Alaska Airlines offers free wifi for mobile devices. But hold on; your iPad or tablet isn't a "mobile device"
What is a "mobile device"? This question came up on a recent flight. Alaska Airlines, the hometown favorite airline of Seattleites, announced a change in its in-flight wifi access policy that would provide free wifi for mobile devices through September 30th. On my flight back to Texas last week, the flight attendant announced that our mobile devices could access the internet for free during our flight.
So, what is a "mobile device"?
Previously, internet access on Alaska came at the price of $6.95 for a mobile device or $9.95 for a laptop, each for the duration of the flight. This could cause a bit of an issue if you're as big a geek as I am. If I pay for the laptop access to work but want to up my geek cred by checking in at 20,000 feet on Foursquare, what then? (OK, well, you can go to the mobile site and check in, but it's not nearly as handy as on the mobile app, now, is it?) In-flight pictures taken on a smartphone couldn't be immediately posted without purchasing access for the smartphone as well. Oh, the humanity!
So Alaska had a great idea: provide free access on mobile devices. Give your email address, and you can Foursquare, Twitter and Facebook away from a two-and-a-half-inch screen.
But this begs the question: what is a mobile device? A laptop is mobile in the sense that it can easily be carried around, but it's not mobile in the sense that it requires access through a wireless carrier phone plan. My traveling buddy fired up her iPad, one without a wireless carrier plan. Turns out it's not a "mobile device;" in-flight access is priced at $12.95. The next questions: what if the iPad did have a wireless plan? What about micro-tablets, the Samsung Galaxy Tab and the Velocity Cruz, with seven-inch screens? What determines the definition of a "mobile" device, at least according to Alaska Air?
Courtesy of the free internet provided via iPhone, "mobile devices" are defined as "web-enabled smart phones and iPod Touches." No tablets, no readers, no microtablets, no in-between third screens.
All well and good and perfectly reasonable on the part of Alaska Air, an airline that I enjoy flying frequently. But the question got me thinking. Outside of the amount of material one might download during a flight, therefore taxing the wifi system, what is the difference between a smartphone and a laptop? How are the in-between devices, the tablets and microtablets, blurring the line between a full workspace and a simple communication device? A smartphone isn't really a phone anymore; the running joke for iPhone users is that the iPhone does everything really well... except make phone calls. And the more than a seed of truth is what makes that joke resonate.

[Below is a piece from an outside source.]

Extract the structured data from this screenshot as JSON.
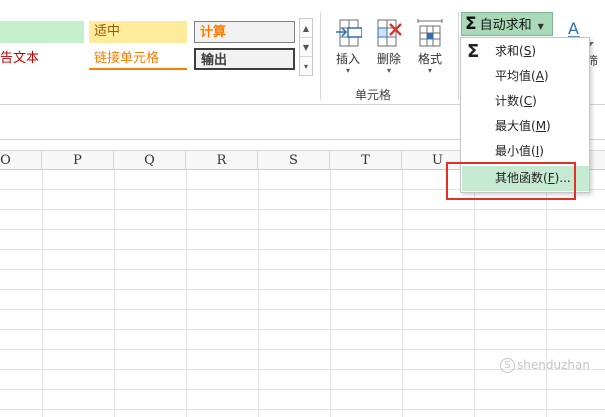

Will these new categories of mobile devices redefine the words we thought we knew, such as "phone" and "laptop"?